Blue steak is a rare steak that is cooked to a very low internal temperature. It is called blue because it is bluish or purple until exposed to air. This color changes because of the oxygenation of myoglobin, the main protein in beef. It is also known as Pittsburgh rare, which was used to describe the meat that steelworkers used on the blast furnaces. Today, it is often served in restaurants for a similar effect but can also be prepared at home.
While it may seem intimidating, blue steak is a delicious and healthy dish that can be served with a variety of side dishes. It’s best to use lean cuts of meat that have minimal marbling. You’ll need to sear the outside of the meat for a few minutes before serving it. This will kill any bacteria that might be present on the surface of the steak. In addition, it’s important to sterilize any tongs that you use for transferring the steak from the grill/pan to a plate. It’s also a good idea to do this after the steak is placed in the pan and before you flip it and serve it.
A properly cooked blue steak is safe to eat as long as it is at the correct doneness level and is served after it has been seared thoroughly.
A rare steak is cooked until the meat reaches an internal temperature of about 135 degrees. This is a good point because it cooks the meat hot enough to kill the bacteria that cause salmonella and E. coli, which are both nasty and dangerous ailments.
Using a thermometer is the best way to make sure that your steak is cooked to a safe temperature. You can do this by inserting the thermometer into the middle of the steak or by feeling with your fingers to see if it’s done to your liking. In addition to using a meat thermometer, it is also important that you check the inside of your steak when it’s cooked to rare. This is because the inside of a rare steak should be warm and red in color.
If you like your steak to be a little more cooked than very rare, medium steak is the perfect option. This level of doneness has a warm pink center that is still tender and juicy. It is also not as dry or bloody as the rare or blue steaks. A steak that is medium well will have a light pink core, and a darker crust on the outside with good charring on both sides. It is also very tender and juicy, with a fine fibrous structure on the inside.
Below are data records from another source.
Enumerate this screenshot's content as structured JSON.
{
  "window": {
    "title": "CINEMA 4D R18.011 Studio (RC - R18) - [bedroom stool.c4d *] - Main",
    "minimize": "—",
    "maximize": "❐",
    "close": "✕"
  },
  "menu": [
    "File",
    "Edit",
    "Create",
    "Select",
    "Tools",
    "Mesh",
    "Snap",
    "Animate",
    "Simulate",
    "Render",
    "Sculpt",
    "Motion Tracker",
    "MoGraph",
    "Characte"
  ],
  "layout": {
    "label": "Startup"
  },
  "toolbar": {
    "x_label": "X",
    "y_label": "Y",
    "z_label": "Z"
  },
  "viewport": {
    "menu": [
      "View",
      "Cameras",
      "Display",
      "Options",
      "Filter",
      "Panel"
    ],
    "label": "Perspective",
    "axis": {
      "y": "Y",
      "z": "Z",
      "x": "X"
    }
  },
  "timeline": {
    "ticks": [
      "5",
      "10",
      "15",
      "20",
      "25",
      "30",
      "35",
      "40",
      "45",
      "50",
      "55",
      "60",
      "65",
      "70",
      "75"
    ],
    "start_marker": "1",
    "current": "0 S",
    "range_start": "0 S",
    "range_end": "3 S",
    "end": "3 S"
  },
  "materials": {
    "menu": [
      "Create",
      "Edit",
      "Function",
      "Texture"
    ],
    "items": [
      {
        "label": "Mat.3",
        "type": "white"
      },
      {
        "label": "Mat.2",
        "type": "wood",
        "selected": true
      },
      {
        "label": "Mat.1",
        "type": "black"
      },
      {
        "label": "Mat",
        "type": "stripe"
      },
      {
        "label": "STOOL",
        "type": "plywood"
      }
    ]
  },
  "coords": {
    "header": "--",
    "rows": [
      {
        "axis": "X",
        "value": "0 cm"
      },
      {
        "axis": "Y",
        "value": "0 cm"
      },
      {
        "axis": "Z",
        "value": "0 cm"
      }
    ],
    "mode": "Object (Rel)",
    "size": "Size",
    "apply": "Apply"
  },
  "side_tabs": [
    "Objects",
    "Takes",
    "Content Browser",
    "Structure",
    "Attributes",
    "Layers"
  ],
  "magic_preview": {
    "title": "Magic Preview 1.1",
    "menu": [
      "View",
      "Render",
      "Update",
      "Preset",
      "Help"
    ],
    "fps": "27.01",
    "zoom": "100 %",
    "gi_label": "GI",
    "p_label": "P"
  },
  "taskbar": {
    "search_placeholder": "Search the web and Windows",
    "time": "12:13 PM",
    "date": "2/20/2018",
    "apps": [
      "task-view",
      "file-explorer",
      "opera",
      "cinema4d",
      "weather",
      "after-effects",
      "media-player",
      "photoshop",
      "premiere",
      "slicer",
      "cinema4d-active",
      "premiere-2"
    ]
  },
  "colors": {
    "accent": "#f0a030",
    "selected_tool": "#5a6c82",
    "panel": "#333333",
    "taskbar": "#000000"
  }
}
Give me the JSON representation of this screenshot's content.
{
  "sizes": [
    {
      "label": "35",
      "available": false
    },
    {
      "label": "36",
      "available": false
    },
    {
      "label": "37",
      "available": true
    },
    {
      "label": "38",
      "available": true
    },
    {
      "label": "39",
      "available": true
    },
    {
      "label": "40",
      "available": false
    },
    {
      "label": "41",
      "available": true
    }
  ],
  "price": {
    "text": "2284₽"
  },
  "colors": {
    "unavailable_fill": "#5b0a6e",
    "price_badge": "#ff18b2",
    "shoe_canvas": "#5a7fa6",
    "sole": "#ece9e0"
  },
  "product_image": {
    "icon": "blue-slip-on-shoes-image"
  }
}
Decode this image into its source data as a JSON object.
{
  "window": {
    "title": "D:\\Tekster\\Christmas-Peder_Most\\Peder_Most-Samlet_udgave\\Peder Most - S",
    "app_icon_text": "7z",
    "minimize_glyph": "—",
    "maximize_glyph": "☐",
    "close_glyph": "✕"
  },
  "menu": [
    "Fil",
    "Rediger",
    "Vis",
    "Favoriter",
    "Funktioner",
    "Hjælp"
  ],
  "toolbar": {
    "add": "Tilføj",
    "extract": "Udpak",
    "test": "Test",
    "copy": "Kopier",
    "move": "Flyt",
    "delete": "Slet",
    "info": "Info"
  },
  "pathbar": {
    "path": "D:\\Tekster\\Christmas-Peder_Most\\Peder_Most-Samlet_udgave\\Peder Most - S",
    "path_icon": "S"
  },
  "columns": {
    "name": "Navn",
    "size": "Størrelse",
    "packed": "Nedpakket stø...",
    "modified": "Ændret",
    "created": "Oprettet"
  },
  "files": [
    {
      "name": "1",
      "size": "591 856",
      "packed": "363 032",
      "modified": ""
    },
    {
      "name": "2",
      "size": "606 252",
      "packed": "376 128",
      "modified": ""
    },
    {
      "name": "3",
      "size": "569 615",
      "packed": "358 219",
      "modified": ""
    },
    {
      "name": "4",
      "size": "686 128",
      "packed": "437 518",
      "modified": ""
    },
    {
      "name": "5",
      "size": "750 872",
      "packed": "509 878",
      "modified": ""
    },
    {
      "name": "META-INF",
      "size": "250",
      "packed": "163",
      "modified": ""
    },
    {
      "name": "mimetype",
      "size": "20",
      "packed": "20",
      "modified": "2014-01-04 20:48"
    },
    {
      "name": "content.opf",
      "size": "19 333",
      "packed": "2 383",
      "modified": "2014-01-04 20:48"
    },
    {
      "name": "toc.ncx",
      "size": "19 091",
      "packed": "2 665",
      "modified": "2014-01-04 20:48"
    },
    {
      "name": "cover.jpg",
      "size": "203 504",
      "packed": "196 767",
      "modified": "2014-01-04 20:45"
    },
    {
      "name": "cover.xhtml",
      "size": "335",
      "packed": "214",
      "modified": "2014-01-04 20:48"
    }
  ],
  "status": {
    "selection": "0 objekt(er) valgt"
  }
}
To test the doneness of your steak, use either the ‘finger test’ or a meat thermometer to check that it is cooked to your liking. This is the safest way to ensure you are not cooking it too much, and it will result in a more tender steak that is less chewy and dry than other doneness levels.